I believe that fundraisers have a responsibility to promote our profession to staff in black and minority ethnic voluntary and community organisations (BME VCOs).
Since July 2000, I have co-managed the BME Sustainability Project. This initiative, funded by the Home Office's Active Community Unit with input from the Institute, was designed to explore and develop the fundraising capacity of the BME voluntary sector.
An important element of the work has been to undertake field research, canvassing organisations about their fundraising experiences. The results of this research indicate BME groups specifically need two things. First, to develop sustainability through organisational capacity building. And second, to facilitate skill building by access to expertise.
In BME VCOs, as in many organisations, there are very few individuals who are dedicated fundraisers. Most are expected to juggle service provision with a bit of fundraising. The very best fundraisers are not a homogeneous group, but a varied, diverse and talented lot. So, as individuals we should all have an interest in increasing the ethnic diversity of our profession.
The Institute has a central role to play in driving this agenda forward.
In the North-West, we support training through bursaries for keen individuals from organisations that can't afford to pay. In London, the Institute's partnership with the London Development Agency specifically focuses on black organisations. The dialogue resulting from initiatives such as these enables BME VCOs to develop their practice through access to appropriate locally based training.

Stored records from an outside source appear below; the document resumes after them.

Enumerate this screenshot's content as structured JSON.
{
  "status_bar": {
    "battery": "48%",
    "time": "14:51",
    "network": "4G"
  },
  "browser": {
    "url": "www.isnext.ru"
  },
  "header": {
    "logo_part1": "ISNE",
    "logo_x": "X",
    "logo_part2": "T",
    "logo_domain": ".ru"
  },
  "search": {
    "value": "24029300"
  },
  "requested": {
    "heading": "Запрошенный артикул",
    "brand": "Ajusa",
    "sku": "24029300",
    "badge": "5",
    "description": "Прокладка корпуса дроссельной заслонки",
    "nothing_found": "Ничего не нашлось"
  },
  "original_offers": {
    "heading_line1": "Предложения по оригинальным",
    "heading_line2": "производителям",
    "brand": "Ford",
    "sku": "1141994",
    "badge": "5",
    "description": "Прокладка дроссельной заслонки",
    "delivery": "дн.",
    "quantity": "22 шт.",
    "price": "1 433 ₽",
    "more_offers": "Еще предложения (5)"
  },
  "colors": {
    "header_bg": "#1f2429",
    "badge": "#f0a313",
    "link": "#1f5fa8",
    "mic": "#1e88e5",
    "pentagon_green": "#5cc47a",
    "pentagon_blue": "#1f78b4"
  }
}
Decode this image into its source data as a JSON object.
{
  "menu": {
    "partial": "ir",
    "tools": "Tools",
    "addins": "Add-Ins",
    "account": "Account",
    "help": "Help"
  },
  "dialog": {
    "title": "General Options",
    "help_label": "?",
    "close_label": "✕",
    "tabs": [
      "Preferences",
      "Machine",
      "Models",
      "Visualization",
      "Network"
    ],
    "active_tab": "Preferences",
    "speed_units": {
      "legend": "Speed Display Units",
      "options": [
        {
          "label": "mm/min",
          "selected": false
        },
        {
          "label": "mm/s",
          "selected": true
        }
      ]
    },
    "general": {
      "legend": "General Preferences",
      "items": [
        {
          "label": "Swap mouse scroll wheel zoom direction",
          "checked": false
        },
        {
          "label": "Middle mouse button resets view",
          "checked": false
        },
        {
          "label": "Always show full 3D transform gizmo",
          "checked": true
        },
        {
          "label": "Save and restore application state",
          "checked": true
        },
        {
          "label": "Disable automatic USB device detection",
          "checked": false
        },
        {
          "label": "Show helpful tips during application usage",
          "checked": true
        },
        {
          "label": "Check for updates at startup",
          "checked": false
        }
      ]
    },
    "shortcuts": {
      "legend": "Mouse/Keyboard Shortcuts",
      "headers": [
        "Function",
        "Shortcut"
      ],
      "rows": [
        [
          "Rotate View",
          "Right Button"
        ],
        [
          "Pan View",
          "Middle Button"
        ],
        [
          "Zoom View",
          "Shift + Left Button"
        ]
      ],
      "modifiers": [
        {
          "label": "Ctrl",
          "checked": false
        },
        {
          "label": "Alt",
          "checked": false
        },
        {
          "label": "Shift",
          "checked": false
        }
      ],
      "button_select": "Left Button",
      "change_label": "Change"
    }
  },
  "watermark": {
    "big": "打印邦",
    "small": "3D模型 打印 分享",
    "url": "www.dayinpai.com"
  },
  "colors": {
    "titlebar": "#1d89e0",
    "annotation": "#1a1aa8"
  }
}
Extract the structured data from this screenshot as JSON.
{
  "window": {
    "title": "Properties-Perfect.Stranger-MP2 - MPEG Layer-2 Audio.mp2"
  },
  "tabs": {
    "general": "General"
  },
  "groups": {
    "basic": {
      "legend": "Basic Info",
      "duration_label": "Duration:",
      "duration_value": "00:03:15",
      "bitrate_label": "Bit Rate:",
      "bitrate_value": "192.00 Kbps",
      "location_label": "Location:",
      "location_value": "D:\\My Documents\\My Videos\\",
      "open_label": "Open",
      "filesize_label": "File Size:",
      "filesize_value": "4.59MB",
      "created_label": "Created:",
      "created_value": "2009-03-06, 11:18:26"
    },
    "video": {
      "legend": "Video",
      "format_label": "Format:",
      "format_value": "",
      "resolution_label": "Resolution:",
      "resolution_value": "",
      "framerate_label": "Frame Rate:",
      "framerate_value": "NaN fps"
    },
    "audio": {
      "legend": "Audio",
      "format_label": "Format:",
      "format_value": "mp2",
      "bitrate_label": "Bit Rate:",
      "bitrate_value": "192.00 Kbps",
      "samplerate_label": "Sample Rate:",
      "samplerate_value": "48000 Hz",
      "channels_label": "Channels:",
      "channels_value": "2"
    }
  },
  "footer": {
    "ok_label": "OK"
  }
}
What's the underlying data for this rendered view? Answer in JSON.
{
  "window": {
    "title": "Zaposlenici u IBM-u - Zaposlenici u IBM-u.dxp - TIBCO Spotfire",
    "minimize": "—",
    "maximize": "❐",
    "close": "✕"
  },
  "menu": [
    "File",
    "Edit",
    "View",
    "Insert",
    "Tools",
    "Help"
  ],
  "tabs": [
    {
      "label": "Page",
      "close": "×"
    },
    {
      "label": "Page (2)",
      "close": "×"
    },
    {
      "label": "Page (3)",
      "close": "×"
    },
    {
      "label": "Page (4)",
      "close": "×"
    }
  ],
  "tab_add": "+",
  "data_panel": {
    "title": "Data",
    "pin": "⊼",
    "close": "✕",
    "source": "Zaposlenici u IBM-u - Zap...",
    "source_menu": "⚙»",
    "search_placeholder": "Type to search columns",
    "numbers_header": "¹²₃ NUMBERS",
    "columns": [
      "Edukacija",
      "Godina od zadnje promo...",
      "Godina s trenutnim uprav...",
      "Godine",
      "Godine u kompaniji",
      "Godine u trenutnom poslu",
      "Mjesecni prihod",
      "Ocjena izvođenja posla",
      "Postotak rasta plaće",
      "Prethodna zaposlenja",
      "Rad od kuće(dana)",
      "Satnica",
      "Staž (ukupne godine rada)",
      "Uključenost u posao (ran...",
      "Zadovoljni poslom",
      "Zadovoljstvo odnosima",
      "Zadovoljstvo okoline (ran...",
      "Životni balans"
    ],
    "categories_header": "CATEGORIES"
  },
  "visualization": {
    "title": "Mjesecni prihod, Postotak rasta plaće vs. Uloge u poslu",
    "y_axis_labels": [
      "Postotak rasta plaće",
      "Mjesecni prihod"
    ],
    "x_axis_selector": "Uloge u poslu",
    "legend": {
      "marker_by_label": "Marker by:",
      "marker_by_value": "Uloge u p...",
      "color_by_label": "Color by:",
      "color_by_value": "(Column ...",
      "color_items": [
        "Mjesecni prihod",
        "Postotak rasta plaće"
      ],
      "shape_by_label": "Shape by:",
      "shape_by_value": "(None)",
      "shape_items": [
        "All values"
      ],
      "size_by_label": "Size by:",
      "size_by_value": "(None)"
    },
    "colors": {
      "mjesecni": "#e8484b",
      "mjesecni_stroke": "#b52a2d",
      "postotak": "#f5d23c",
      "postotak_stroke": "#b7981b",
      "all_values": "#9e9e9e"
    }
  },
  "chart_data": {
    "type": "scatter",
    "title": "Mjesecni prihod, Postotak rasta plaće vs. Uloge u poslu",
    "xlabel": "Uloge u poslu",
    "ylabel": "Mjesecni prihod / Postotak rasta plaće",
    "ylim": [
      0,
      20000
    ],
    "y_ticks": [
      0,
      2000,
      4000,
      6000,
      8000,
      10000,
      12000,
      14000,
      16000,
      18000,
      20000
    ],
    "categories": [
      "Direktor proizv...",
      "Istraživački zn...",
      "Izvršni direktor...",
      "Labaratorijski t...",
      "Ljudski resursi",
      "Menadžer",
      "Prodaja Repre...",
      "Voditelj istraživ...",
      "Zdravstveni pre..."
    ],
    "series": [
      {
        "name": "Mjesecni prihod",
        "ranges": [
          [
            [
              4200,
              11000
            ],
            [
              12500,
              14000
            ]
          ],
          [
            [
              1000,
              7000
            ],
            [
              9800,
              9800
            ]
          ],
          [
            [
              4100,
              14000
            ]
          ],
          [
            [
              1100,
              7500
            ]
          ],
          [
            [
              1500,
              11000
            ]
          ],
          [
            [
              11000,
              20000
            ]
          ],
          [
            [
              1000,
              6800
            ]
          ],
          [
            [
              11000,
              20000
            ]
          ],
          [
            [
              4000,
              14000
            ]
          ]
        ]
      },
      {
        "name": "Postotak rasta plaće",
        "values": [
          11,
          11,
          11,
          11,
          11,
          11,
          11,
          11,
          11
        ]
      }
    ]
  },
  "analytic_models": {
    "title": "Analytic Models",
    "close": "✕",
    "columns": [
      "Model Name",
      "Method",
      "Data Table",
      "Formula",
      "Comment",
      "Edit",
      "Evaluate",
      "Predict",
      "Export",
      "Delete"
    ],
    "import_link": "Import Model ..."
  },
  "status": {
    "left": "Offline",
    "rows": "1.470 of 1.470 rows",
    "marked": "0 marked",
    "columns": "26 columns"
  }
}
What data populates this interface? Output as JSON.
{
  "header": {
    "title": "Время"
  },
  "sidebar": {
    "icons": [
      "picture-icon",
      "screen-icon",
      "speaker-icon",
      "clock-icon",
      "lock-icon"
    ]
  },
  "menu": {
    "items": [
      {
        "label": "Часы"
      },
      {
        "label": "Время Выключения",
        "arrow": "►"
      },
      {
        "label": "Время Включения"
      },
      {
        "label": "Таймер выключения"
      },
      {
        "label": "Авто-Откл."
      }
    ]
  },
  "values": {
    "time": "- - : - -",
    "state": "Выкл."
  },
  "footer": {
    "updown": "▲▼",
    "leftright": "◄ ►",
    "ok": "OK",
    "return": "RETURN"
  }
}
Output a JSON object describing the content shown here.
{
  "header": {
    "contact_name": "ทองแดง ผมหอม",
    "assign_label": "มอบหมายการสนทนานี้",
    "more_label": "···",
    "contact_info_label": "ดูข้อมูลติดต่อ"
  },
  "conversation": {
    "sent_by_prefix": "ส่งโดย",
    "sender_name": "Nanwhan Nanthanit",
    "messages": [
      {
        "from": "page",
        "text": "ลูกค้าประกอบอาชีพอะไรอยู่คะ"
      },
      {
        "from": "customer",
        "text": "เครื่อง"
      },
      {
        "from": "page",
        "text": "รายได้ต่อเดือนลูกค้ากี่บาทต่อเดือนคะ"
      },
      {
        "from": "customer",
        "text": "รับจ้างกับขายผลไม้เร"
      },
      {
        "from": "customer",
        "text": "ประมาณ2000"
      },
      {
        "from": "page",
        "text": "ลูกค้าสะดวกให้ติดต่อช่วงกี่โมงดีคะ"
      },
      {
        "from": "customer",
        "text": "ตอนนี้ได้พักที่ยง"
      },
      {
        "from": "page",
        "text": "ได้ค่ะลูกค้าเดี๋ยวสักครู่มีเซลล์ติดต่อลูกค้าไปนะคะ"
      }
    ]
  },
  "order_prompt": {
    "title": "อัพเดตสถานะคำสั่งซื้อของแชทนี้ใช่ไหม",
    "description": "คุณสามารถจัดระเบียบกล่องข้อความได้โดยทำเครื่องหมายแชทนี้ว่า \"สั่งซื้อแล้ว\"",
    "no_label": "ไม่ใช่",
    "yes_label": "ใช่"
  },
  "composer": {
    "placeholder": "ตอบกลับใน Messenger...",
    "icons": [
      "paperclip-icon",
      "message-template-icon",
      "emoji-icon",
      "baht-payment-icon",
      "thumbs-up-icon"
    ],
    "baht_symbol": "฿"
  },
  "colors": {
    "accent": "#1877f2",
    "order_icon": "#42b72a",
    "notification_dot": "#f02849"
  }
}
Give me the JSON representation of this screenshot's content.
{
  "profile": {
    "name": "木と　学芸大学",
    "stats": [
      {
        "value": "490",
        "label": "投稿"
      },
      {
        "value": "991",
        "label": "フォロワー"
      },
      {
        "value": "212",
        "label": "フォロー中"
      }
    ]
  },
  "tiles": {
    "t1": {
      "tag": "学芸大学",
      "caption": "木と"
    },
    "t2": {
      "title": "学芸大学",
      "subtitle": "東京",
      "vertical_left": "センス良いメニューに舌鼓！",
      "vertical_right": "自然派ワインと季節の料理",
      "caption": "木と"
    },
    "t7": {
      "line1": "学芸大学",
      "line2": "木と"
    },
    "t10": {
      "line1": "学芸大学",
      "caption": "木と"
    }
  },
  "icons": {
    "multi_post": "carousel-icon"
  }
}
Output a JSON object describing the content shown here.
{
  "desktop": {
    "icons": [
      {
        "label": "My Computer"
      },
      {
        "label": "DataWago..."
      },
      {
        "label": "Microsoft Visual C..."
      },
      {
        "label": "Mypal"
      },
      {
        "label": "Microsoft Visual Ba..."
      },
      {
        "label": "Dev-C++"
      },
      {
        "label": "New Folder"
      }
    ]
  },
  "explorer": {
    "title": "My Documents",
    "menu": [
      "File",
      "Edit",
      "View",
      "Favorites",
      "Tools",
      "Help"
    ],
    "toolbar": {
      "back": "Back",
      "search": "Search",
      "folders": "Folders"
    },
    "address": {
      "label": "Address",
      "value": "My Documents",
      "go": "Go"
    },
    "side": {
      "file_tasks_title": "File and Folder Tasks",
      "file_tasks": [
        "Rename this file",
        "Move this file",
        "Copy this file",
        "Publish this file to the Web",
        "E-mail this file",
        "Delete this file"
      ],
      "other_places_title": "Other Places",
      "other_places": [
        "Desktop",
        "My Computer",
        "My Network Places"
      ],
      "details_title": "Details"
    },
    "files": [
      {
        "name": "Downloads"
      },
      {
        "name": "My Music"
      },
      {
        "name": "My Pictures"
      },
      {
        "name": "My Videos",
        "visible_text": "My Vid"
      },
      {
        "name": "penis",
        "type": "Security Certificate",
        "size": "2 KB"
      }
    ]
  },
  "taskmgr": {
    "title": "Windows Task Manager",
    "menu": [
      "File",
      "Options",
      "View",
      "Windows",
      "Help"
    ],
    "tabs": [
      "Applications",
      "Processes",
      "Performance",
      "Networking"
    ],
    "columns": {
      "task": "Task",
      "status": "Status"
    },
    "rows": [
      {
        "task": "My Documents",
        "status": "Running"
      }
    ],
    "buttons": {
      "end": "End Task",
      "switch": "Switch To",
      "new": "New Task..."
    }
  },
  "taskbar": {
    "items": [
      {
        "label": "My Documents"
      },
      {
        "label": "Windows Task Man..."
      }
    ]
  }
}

Ilene Hoyle is a consultant and the Institute's North-West regional training co-ordinator. Copies of the BME research publication, Finding the Funds, are available from email@example.com